So I understand that when talking about quantum mechanics, quantum entities are assumed to exist as a probability wave, until they are "observed", which collapses the wave function into an observable particle.
The classic example would be the double-slit experiment, where the interference pattern tells us that the photon or electron must have been behaving as a wave until it is "observed" or "measured" by the detector, which collapses the wave to a single position.
As I have been reading more about this, what I don't understand is, why is "observation" or "measurement" the verb used here? It seems to me that "interaction" could be substituted as a functionally isomorphic term: e.g. the photon exists as a wave until it "interacts" with something which makes it collapse as a wave.

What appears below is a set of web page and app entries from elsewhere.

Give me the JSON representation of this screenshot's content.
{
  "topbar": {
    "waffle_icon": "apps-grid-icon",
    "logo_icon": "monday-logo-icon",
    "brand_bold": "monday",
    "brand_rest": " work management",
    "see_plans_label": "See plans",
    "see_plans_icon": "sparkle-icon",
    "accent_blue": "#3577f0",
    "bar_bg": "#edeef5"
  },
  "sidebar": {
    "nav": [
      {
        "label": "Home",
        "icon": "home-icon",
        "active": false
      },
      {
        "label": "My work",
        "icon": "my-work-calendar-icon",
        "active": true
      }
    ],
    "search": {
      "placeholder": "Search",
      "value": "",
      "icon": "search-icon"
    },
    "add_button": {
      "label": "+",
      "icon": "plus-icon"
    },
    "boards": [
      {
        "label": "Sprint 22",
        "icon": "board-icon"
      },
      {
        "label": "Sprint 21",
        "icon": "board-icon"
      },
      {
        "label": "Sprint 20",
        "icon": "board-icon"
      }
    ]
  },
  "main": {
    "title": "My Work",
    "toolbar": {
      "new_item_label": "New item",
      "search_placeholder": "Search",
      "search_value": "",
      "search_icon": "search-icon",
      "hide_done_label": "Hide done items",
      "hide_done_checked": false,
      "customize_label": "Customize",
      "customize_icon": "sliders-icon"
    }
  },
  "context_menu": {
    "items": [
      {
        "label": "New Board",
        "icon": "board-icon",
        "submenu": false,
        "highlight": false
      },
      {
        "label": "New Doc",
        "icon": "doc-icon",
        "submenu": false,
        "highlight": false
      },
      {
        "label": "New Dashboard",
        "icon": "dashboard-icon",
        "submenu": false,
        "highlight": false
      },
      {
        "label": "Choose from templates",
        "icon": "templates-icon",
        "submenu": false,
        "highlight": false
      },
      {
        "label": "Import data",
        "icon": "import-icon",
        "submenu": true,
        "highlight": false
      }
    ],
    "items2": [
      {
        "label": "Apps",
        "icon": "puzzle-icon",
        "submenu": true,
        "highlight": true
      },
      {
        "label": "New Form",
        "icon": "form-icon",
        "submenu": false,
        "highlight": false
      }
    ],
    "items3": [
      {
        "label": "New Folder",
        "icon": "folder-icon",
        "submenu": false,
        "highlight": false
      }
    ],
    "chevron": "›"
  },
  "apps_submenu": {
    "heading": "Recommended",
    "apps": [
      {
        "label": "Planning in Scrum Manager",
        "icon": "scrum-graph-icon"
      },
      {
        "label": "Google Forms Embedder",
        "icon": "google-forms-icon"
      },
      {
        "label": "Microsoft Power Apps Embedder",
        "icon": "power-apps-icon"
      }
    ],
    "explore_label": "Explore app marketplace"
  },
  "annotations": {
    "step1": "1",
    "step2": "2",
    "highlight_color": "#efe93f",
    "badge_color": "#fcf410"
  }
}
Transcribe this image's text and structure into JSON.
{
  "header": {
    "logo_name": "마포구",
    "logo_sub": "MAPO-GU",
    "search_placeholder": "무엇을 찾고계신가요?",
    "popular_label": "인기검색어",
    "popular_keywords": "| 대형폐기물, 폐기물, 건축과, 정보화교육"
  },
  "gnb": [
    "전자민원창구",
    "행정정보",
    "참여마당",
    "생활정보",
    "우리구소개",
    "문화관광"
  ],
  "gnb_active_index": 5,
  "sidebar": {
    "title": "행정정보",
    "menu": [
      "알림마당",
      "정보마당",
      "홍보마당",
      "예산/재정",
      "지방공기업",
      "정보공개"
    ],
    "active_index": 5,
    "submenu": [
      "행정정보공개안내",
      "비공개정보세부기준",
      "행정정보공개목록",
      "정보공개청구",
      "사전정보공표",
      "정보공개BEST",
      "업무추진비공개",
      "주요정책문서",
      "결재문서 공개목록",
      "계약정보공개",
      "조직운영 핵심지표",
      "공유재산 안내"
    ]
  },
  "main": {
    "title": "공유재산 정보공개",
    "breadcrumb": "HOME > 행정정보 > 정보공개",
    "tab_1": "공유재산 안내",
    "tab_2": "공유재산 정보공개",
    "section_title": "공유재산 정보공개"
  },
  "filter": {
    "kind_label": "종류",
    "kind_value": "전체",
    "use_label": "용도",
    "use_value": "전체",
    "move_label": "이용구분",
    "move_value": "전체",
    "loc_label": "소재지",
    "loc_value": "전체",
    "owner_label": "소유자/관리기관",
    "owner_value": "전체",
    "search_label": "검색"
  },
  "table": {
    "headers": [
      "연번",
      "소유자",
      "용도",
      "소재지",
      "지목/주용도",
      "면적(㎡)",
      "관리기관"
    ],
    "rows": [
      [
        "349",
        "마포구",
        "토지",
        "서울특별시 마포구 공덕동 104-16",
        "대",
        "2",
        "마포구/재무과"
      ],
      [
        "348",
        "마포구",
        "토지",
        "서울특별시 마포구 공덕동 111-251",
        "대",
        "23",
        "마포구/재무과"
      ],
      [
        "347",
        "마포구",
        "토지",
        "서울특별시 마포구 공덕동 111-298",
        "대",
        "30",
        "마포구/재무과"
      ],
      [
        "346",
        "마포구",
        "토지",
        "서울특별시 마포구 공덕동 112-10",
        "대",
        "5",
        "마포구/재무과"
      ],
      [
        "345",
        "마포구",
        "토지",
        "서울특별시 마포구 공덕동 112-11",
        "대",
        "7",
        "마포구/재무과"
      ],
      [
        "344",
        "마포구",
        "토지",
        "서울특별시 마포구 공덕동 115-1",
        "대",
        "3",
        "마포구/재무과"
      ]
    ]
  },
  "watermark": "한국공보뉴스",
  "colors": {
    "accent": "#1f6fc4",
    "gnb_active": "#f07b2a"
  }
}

Or in other words, the interaction is what collapses the wave function, and measurement is just one such type of interaction.
It seems to me this term change would preserve all the important causal relationships required to understand how quantum systems work, but would demystify a lot of the "spooky" interpretations of quantum mechanics: i.e. that consciousness is somehow involved in the makeup of the universe, and quantum particles somehow know when they're being watched.
Is there something I am missing which means that the term "observation" is actually carrying relevant semantic information which "interaction" would not with respect to quantum systems?